The required result is every line of the records that includes "software".

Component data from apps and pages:
● ● ●
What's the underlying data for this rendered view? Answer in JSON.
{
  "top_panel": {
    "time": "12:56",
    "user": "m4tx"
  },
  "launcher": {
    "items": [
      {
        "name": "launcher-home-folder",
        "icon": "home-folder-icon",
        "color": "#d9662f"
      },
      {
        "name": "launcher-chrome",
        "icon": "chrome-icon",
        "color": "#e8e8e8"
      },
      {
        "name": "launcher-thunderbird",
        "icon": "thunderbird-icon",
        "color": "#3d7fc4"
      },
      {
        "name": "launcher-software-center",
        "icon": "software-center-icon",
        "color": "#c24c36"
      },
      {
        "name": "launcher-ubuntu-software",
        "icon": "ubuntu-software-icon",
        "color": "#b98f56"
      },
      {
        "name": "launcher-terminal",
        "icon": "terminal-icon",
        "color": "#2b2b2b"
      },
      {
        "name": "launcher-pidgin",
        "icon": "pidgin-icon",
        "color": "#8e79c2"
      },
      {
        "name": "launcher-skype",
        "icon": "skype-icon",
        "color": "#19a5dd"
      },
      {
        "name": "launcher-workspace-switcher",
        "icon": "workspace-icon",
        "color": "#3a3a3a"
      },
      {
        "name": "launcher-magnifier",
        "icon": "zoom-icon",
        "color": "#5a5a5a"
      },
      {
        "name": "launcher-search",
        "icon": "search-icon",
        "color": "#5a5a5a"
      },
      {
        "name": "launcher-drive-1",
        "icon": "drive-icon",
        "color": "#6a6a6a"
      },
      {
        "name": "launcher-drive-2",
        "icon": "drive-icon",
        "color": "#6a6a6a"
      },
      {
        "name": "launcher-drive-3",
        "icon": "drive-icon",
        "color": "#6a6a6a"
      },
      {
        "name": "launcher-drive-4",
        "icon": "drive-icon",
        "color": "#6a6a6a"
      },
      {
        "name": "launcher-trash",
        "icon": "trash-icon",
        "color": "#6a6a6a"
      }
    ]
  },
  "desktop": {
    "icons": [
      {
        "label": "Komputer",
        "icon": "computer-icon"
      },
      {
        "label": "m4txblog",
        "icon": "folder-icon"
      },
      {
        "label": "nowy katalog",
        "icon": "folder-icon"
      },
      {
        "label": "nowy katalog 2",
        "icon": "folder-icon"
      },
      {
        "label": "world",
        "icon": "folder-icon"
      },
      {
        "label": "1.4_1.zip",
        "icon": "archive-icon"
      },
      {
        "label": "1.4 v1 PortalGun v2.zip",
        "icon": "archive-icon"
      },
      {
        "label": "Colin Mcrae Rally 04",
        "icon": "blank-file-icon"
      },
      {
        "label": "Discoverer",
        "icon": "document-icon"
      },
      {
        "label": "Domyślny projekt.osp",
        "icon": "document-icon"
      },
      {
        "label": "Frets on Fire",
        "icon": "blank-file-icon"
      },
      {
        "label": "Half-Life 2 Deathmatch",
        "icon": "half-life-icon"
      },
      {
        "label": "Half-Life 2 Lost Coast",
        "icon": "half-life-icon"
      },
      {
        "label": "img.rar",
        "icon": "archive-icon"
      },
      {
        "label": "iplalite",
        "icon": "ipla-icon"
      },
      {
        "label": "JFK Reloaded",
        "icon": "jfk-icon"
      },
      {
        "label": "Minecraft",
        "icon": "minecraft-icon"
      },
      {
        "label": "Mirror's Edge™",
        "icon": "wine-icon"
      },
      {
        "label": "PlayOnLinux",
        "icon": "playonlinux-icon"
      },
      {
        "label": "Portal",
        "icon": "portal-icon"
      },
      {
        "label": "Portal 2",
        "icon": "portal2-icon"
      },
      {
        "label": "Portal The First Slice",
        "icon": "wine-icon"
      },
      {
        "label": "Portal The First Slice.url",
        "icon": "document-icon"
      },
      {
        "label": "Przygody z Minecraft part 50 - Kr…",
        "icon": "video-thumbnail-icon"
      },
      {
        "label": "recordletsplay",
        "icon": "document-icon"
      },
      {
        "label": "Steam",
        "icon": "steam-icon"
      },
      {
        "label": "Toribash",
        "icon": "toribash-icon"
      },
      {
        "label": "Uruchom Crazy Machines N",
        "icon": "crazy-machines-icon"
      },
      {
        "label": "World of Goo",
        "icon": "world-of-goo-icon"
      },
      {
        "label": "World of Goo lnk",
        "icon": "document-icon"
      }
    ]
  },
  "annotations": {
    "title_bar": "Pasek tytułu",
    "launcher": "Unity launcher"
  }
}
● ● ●
### ANSWER TO THIS TASK:
        "name": "launcher-software-center",
        "icon": "software-center-icon",
        "name": "launcher-ubuntu-software",
        "icon": "ubuntu-software-icon",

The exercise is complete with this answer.